Typical of an independent cinema, the Curzon Mondrian London is somewhat excessively spacious yet it has a distinct boutique warmth to it. The interior is subtle, simplistic and is boldly modernist. The whole cinema experience has been reformulated and has been made with luxury at the forefront of the vision. You won’t be faced by tacky ‘Coca-Cola’ branded cardboard cups in those putrid cup holders, or man’s greatest social dilemma: The shared armrest. Instead, drinks (alcoholic and soft drinks) are served in their respected drinks glasses onto your personal glass counter, a perk that I found very homely.
The quality of the screening experience is superior and I was left submerged in the storyline of, hands down, one of the finest cinematic productions of the 21st century: ‘The Grand Budapest Hotel’ – a masterpiece structured around the adventures of an eccentric concierge and his lobby boy.

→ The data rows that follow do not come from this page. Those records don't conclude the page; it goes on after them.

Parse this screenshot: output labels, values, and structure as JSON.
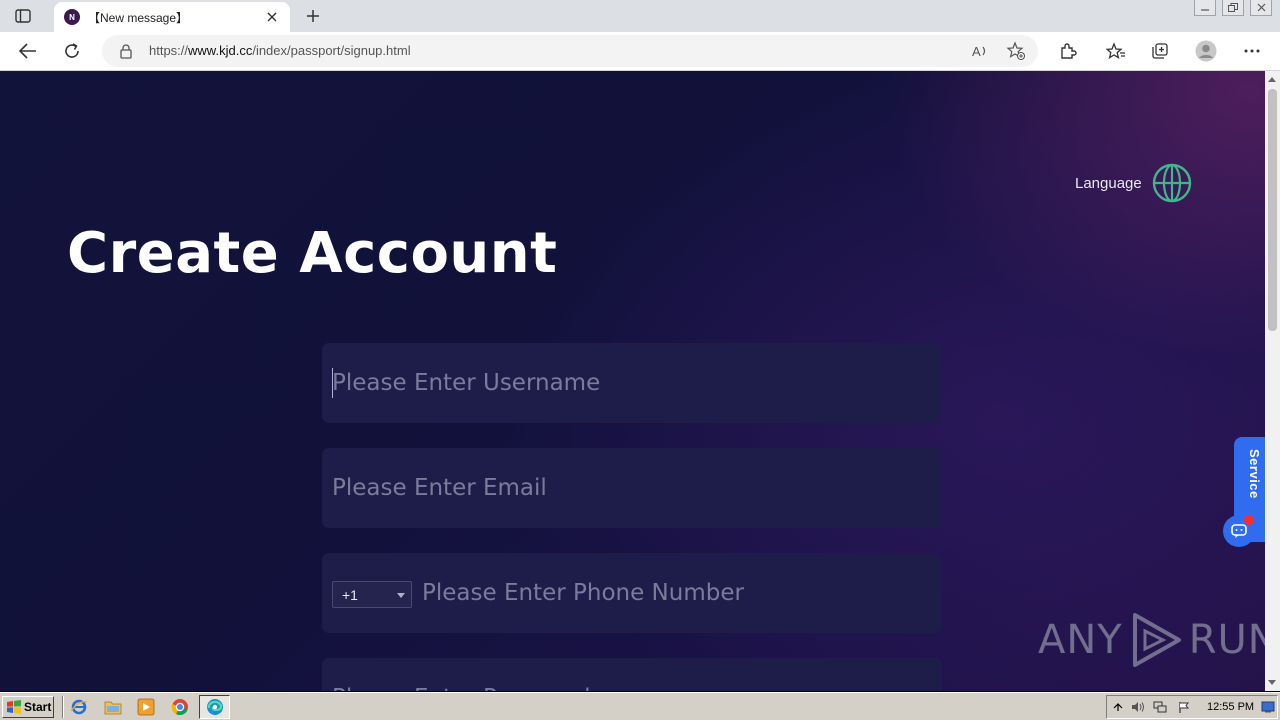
{
  "browser": {
    "tab": {
      "favicon_letter": "N",
      "title": "【New message】"
    },
    "url": {
      "prefix": "https://",
      "domain": "www.kjd.cc",
      "path": "/index/passport/signup.html"
    }
  },
  "page": {
    "language_label": "Language",
    "title": "Create Account",
    "form": {
      "username_placeholder": "Please Enter Username",
      "email_placeholder": "Please Enter Email",
      "country_code": "+1",
      "phone_placeholder": "Please Enter Phone Number",
      "password_placeholder": "Please Enter Password"
    },
    "service_label": "Service"
  },
  "watermark": {
    "left": "ANY",
    "right": "RUN"
  },
  "taskbar": {
    "start_label": "Start",
    "clock": "12:55 PM"
  },
  "colors": {
    "page_bg": "#12133a",
    "field_bg": "#1e1d4a",
    "service_blue": "#2f6cf0",
    "globe_green": "#3fb68b"
  }
}
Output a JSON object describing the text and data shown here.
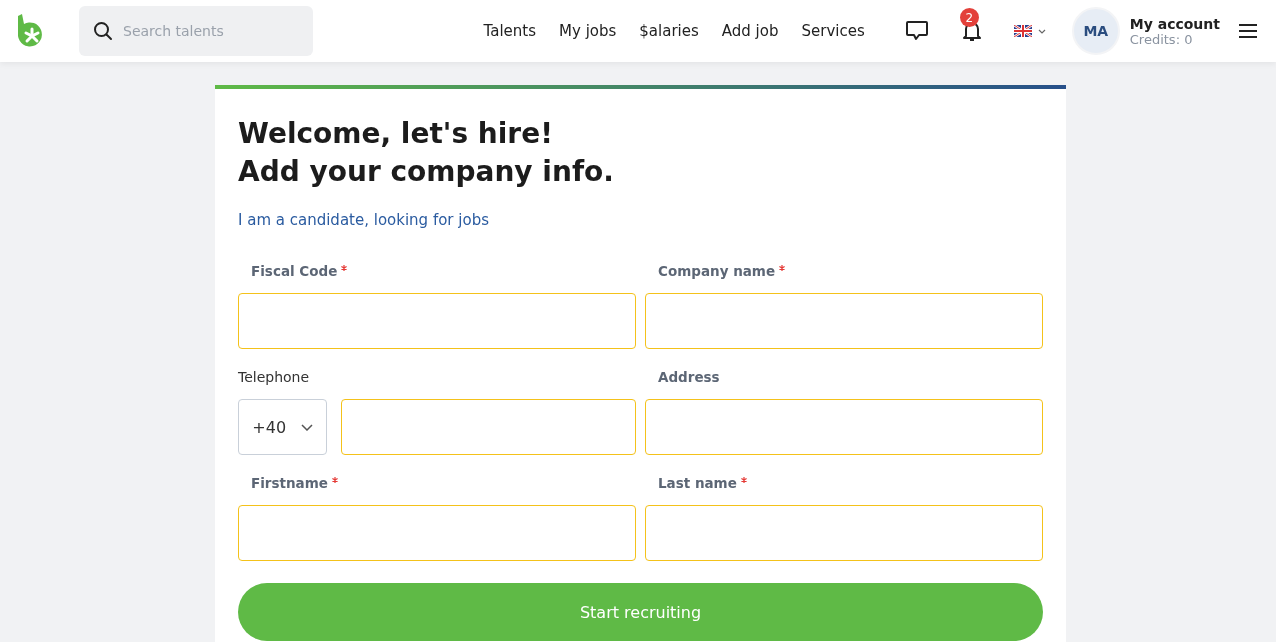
{
  "header": {
    "search": {
      "placeholder": "Search talents"
    },
    "nav": [
      "Talents",
      "My jobs",
      "$alaries",
      "Add job",
      "Services"
    ],
    "notifications": {
      "count": "2"
    },
    "account": {
      "initials": "MA",
      "name": "My account",
      "credits": "Credits: 0"
    }
  },
  "form": {
    "title_lines": [
      "Welcome, let's hire!",
      "Add your company info."
    ],
    "candidate_link": "I am a candidate, looking for jobs",
    "fields": [
      {
        "kind": "text",
        "label": "Fiscal Code",
        "required": true
      },
      {
        "kind": "text",
        "label": "Company name",
        "required": true
      },
      {
        "kind": "phone",
        "label": "Telephone",
        "required": false,
        "code": "+40"
      },
      {
        "kind": "text",
        "label": "Address",
        "required": false
      },
      {
        "kind": "text",
        "label": "Firstname",
        "required": true
      },
      {
        "kind": "text",
        "label": "Last name",
        "required": true
      }
    ],
    "submit": "Start recruiting"
  }
}
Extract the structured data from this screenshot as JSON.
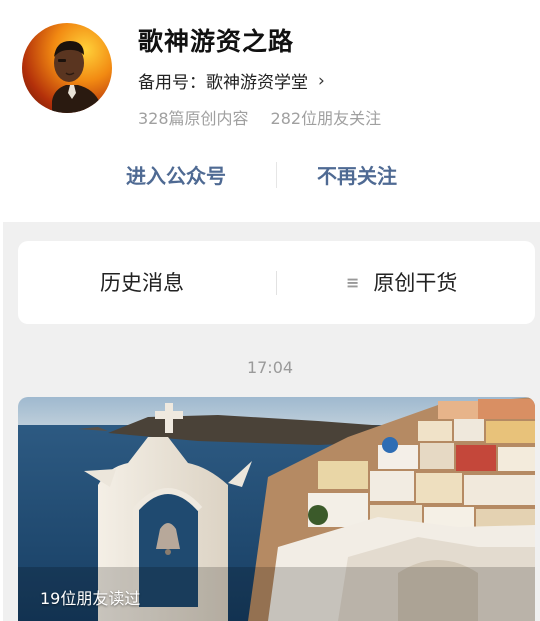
{
  "profile": {
    "name": "歌神游资之路",
    "alias_label": "备用号：歌神游资学堂",
    "alias_chevron": "›",
    "original_count": "328篇原创内容",
    "friends_follow": "282位朋友关注"
  },
  "actions": {
    "enter": "进入公众号",
    "unfollow": "不再关注"
  },
  "menu": {
    "history": "历史消息",
    "original_icon": "≡",
    "original": "原创干货"
  },
  "feed": {
    "time": "17:04",
    "article": {
      "read_count": "19位朋友读过"
    }
  }
}
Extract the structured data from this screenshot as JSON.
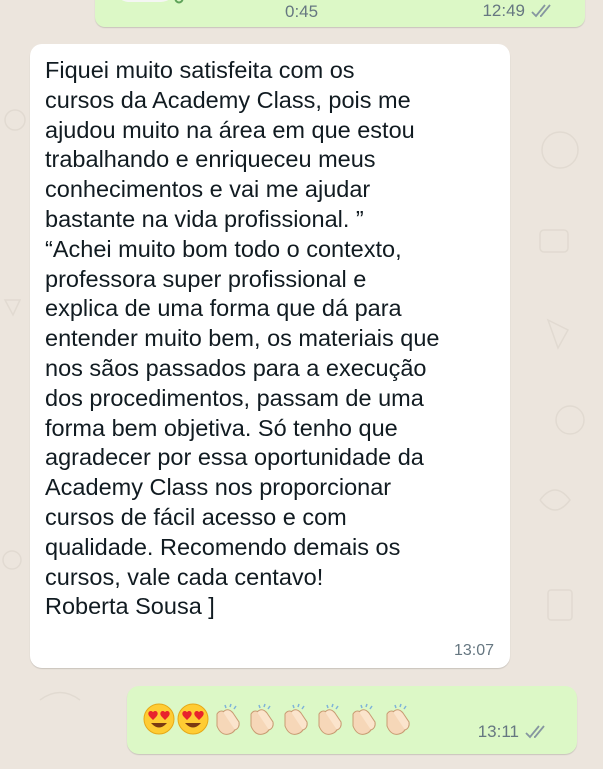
{
  "top_message": {
    "duration": "0:45",
    "time": "12:49",
    "status_icon": "double-check-icon"
  },
  "incoming_message": {
    "lines": [
      "Fiquei muito satisfeita com os",
      "cursos da Academy Class, pois me",
      "ajudou muito na área em que estou",
      "trabalhando e enriqueceu meus",
      "conhecimentos e vai me ajudar",
      "bastante na vida profissional. ”",
      "“Achei muito bom todo o contexto,",
      "professora super profissional e",
      "explica de uma forma que dá para",
      "entender muito bem, os materiais que",
      "nos sãos passados para a execução",
      "dos procedimentos, passam de uma",
      "forma bem objetiva. Só tenho que",
      "agradecer por essa oportunidade da",
      "Academy Class nos proporcionar",
      "cursos de fácil acesso e com",
      "qualidade. Recomendo demais os",
      "cursos, vale cada centavo!",
      "Roberta Sousa ]"
    ],
    "time": "13:07"
  },
  "outgoing_message": {
    "emojis": [
      "heart-eyes-emoji",
      "heart-eyes-emoji",
      "clapping-hands-emoji",
      "clapping-hands-emoji",
      "clapping-hands-emoji",
      "clapping-hands-emoji",
      "clapping-hands-emoji",
      "clapping-hands-emoji"
    ],
    "time": "13:11",
    "status_icon": "double-check-icon"
  },
  "colors": {
    "chat_background": "#ece5dd",
    "incoming_bubble": "#ffffff",
    "outgoing_bubble": "#dcf8c6",
    "timestamp": "#667781",
    "tick": "#8696a0"
  }
}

The much sought-after 4K projection and the crisp tones from the Dolby 7.1 Surround Sound will surely teleport you to another world.
To elaborate on the Mondrian’s nautical theme, the Curzon’s interior features authentic brass from the original Sea Containers building. The well-curated range of films are available to guests and the general public on Fridays, Saturdays and Sundays at very reasonable prices (beginning at £8).
The Mondrian itself, which I hope to cover in more detail soon, is another stellar venue for the Curzon’s portfolio. A well-cultured establishment produced by a plethora of world-renowned architects. There are many bars and restaurants surrounding the cinema, calm lounging areas and interesting art instalments which occupied my time delightfully before and after the screening. A very calm but classy environment that incorporates and shows appreciation for the area’s heritage.